On the deadliest day of the Iraq war, with 31 troops killed in a helicopter crash and six more in insurgent ambushes, President Bush's response was that the crash would be "very discouraging to the American people." The president has a gift for understatement when it comes to the war; discouragement has long since given way to anger, both at the Iraqi insurgents and the U.S. administration that got us into this mess.
After nearly two years, the deaths of more than 1,400 troops and the expenditure of well over $200 billion, Bush still refuses to spell out an exit strategy. Instead, he speaks of bringing the troops home "as soon as possible" and hails Sunday's election for an interim national assembly.

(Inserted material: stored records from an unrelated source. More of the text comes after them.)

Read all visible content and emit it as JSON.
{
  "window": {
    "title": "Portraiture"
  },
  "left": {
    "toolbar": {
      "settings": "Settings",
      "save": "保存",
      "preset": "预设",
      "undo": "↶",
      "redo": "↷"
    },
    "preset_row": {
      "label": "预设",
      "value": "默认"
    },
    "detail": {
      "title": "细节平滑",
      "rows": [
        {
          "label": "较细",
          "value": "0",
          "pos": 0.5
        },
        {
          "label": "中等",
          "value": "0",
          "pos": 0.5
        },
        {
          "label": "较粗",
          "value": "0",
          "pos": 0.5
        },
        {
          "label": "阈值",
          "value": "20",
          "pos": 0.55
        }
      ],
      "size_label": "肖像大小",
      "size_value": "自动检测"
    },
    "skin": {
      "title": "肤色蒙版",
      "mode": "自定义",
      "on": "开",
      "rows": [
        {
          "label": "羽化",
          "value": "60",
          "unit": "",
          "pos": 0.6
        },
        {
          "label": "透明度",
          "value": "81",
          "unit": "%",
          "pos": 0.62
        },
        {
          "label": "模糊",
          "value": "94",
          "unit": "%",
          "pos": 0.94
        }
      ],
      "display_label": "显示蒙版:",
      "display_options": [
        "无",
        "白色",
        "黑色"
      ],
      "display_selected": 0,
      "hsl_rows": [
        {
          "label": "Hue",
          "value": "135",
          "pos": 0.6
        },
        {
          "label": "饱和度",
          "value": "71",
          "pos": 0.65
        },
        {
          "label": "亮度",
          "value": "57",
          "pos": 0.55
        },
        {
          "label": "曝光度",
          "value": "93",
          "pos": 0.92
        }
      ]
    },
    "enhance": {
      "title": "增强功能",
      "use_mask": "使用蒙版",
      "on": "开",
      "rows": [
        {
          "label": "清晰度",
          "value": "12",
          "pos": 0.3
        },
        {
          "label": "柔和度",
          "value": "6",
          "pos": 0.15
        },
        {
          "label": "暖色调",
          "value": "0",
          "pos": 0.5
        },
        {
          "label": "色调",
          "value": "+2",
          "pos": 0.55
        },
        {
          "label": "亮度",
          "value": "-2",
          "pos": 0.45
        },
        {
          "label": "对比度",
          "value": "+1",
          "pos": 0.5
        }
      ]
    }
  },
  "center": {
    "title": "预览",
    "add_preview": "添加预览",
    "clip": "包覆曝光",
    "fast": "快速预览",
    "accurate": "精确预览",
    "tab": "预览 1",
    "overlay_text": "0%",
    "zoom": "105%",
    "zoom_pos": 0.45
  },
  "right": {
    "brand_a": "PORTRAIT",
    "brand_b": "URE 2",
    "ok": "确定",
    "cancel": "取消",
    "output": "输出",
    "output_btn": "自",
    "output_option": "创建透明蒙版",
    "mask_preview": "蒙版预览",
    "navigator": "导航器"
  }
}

The onetime goal of ridding the country of weapons of mass destruction went by the boards when it turned out there were no such weapons. The new target is Iraq as a launching pad for democracy in the Middle East. But the more immediate result has been to create a new rallying point for Islamic fundamentalists.
U.S. officials say American troops will stay until Iraq can protect itself. Does that mean years, decades? A top general said Monday that the Army expects to keep 120,000 troops in the country for at least two years, unless attacks by insurgents lessen or Iraqi forces become more capable.
But troop deployments have stretched the Army greatly and forced the call-up of large numbers of reserves and National Guard troops. The commander of the Army Reserve said last month that "dysfunctional" Pentagon policies have hurt morale and threaten to turn the 200,000-strong organization into a "broken force."
American citizens, who are paying the bill for all this and watching their neighbors or loved ones die in combat, deserve more than comforting platitudes from the president. They deserve to know how long it is expected to take to train Iraqi soldiers, police and other security forces. Can 50,000 of the 150,000 U.S. troops now in Iraq come home when 20,000 Iraqi soldiers and 100,000 police are trained? What will it take to bring the next 50,000 Americans home?
We'll need evidence to support the claims of progress and estimates, not just someone's word; we remember the administration's claims about weapons of mass destruction and its lowballing of the war's cost in money and troops. When the Army chief of staff, Gen. Eric K. Shinseki, said before the war that it would take several hundred thousand troops to pacify the country, Deputy Defense Secretary Paul D. Wolfowitz called the figure "wildly inaccurate." When the director of the president's National Economic Council, Lawrence Lindsey, estimated the war would cost $100 billion to $200 billion, administration officials said the figures were too high. Shinseki was sidelined, and Lindsey was fired.
Iraq is not Vietnam, but an open-ended commitment of troops and the talk of using increasing numbers of soldiers as "trainers" for Iraqi forces summon ghosts of quagmire and years of deceit that ravaged an army and a nation. We can't afford to walk down that trail again.